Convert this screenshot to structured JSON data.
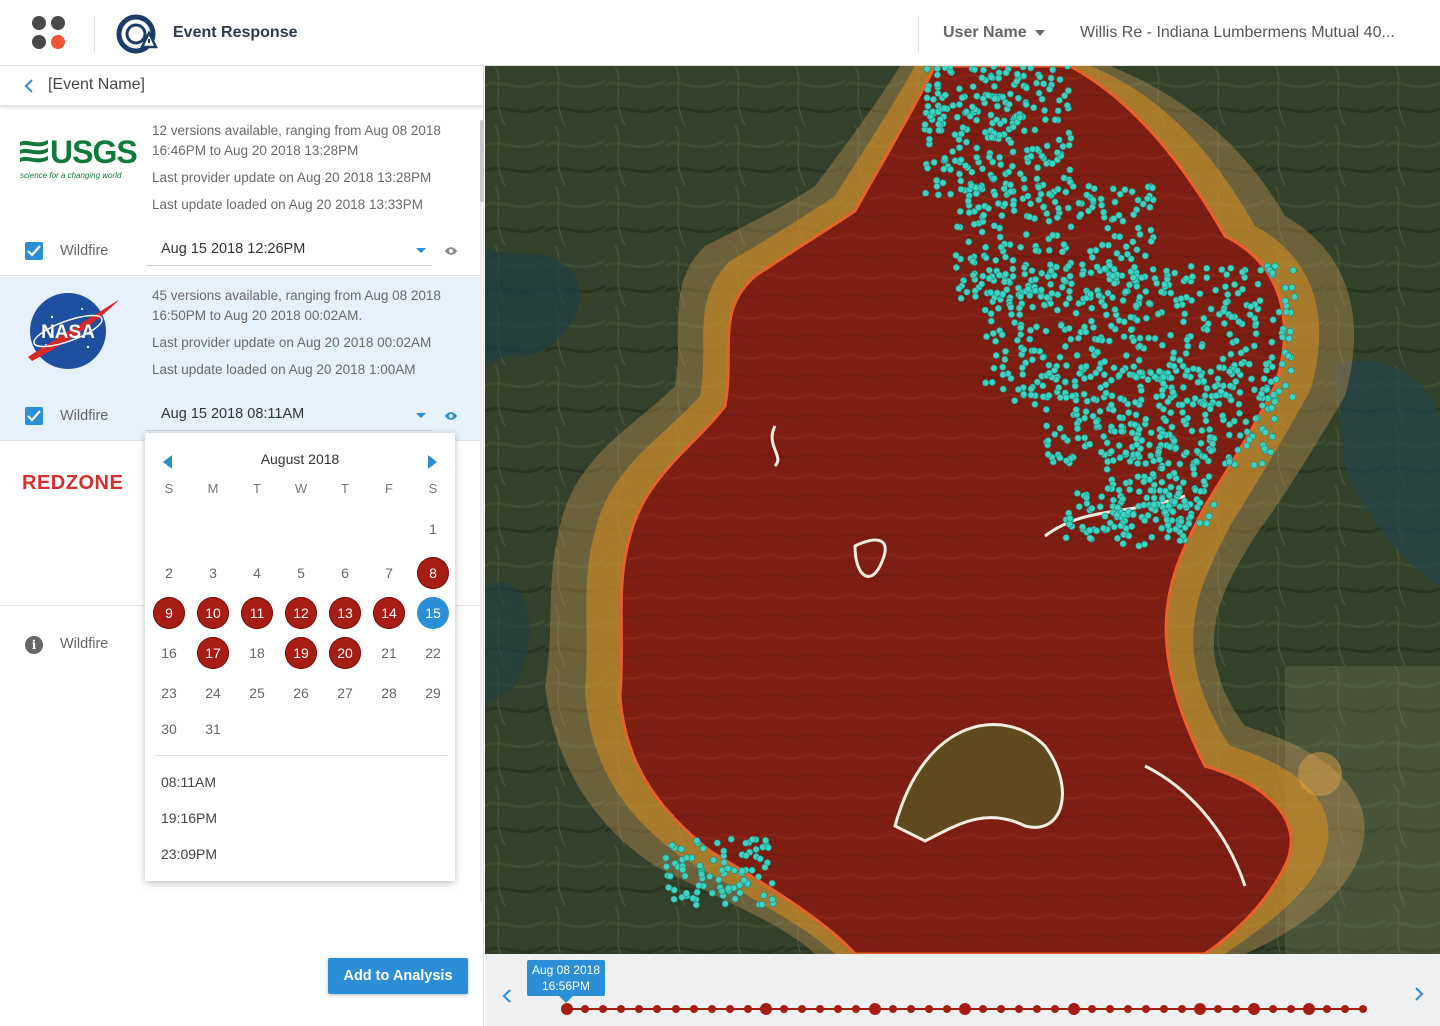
{
  "header": {
    "app_title": "Event Response",
    "user_menu_label": "User Name",
    "account_name": "Willis Re - Indiana Lumbermens Mutual 40..."
  },
  "event": {
    "name": "[Event Name]"
  },
  "providers": [
    {
      "logo_word": "USGS",
      "logo_tagline": "science for a changing world",
      "versions_text": "12 versions available, ranging from Aug 08 2018 16:46PM to Aug 20 2018 13:28PM",
      "provider_update": "Last provider update on Aug 20 2018 13:28PM",
      "loaded_update": "Last update loaded on Aug 20 2018 13:33PM",
      "hazard": "Wildfire",
      "selected_version": "Aug 15 2018 12:26PM",
      "checked": true
    },
    {
      "logo_word": "NASA",
      "versions_text": "45 versions available, ranging from Aug 08 2018 16:50PM to Aug 20 2018 00:02AM.",
      "provider_update": "Last provider update on Aug 20 2018 00:02AM",
      "loaded_update": "Last update loaded on Aug 20 2018 1:00AM",
      "hazard": "Wildfire",
      "selected_version": "Aug 15 2018 08:11AM",
      "checked": true
    },
    {
      "logo_word": "REDZONE",
      "hazard": "Wildfire",
      "checked": false
    }
  ],
  "calendar": {
    "month_label": "August 2018",
    "weekdays": [
      "S",
      "M",
      "T",
      "W",
      "T",
      "F",
      "S"
    ],
    "first_weekday_index": 6,
    "days_in_month": 31,
    "available_days": [
      8,
      9,
      10,
      11,
      12,
      13,
      14,
      17,
      19,
      20
    ],
    "selected_day": 15,
    "times": [
      "08:11AM",
      "19:16PM",
      "23:09PM"
    ]
  },
  "actions": {
    "add_to_analysis": "Add to Analysis"
  },
  "timeline": {
    "tooltip_date": "Aug 08 2018",
    "tooltip_time": "16:56PM",
    "dot_count": 45,
    "highlighted_dots": [
      0,
      11,
      17,
      22,
      28,
      35,
      38,
      41
    ]
  },
  "colors": {
    "accent": "#2a8fd6",
    "fire_red": "#a81d13",
    "exposure_teal": "#3fd2c1",
    "buffer_orange": "#e39a1e"
  },
  "icons": {
    "apps": "apps-grid-icon",
    "app_logo": "event-response-logo-icon",
    "back": "chevron-left-icon",
    "eye": "eye-icon",
    "info": "info-icon"
  }
}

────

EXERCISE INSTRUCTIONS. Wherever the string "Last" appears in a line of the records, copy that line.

ANSWER TO THIS EXERCISE.
      "provider_update": "Last provider update on Aug 20 2018 13:28PM",
      "loaded_update": "Last update loaded on Aug 20 2018 13:33PM",
      "provider_update": "Last provider update on Aug 20 2018 00:02AM",
      "loaded_update": "Last update loaded on Aug 20 2018 1:00AM",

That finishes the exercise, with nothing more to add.